Holloway Travel Outfitters, an independent family-owned business, has been easing the travels of world-wanderers with high-end luggage, travel apparel, and accessories since 1978. A petite Rick Steves Civita travel bag ($17.95) discretely holds passports, and a Travelon carry-safe anti-theft backpack ($59.95) protects effects from would-be pilferers with a heavy-duty metal wire strap that thwarts cut-and-run attempts and a leash that locks the bag to secure chairs or tables. Country skippers entrust garments to the clutches of an Eagle Creek Crossroads Duffel ($148.50), featuring rolling wheels to keep shoulders free for impromptu airport piggyback races. During business trips, a Samsonite classic toploader briefcase ($59.95), forged from durable ballistic nylon, keeps businesspersons ready for business, smartly stashing important documents, laptops, and emergency stashes of silly string for enlivening flagging meetings.
The Grand Canyon, Joshua Tree National Park, Olympic National Park, Yosemite National Park?these are some of the US's most beautiful destinations. But they're more than just pretty landscapes. Each is a giant playground that groups can explore for days on end thanks to Just Roughin' It Adventure Company. At sunrise, those who entrust their time to Just Roughin' It's guides might wake up to find themselves in the heart of a canyon, surrounded by the old-growth giants of a dense forest, or overlooking a stately mountain chain covered in white caps.
Because that's what Just Roughin' It trades in: adventure. For every sabbatical from the everyday, the wilderness guides handle all the logistics, booking trips and assembling bags of food and answers to troll riddles. They don't cut corners, either. When groups arrive for their multi-day treks, each adventurer straps on roughly $1,000 worth of backpacking and adventure gear, from trekking poles to sleeping bags.
Adventures don't always require multiple days in a canyon, though. Just Roughin' It's team also leads SUP tours on Arizona lakes and day hikes deep into the Grand Canyon's red rocks. Or, they can simply rent customers gear, such as inflatable kayaks, and let them chart their own course.
On Saturday, October 26, shoppers browse the wares of the more than 40 vendors gathered at the FALLiday BOOtique while their children trick-or-treat at each table. The vendors represent a variety of small businesses in the area, including Indulgence's by Christina, which perfumes rooms with plug-in warmers and 80 fragrances, Stunning by Design, which adorns necks with handmade scarves, A Little Bit of Princess, which makes girls feel special with fun jewelry, and Madame Butterfly Creations.

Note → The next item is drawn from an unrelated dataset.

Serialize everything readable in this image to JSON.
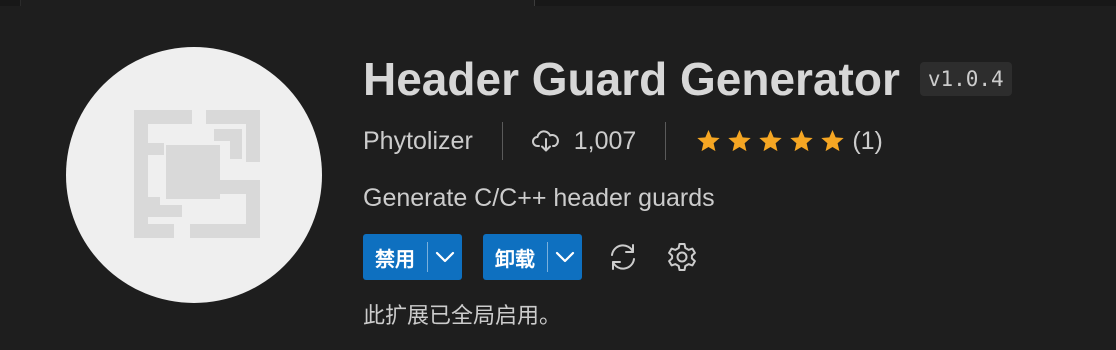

The event also features a few big-name vendors, such as The Pampered Chef.
After grabbing their candy and the one lone pack of raisins that always seems to turn up, kids can get their faces painted by The Face Fairy. Their parents can also get tested to become bone-marrow donors and save lives with the help of Be the Match.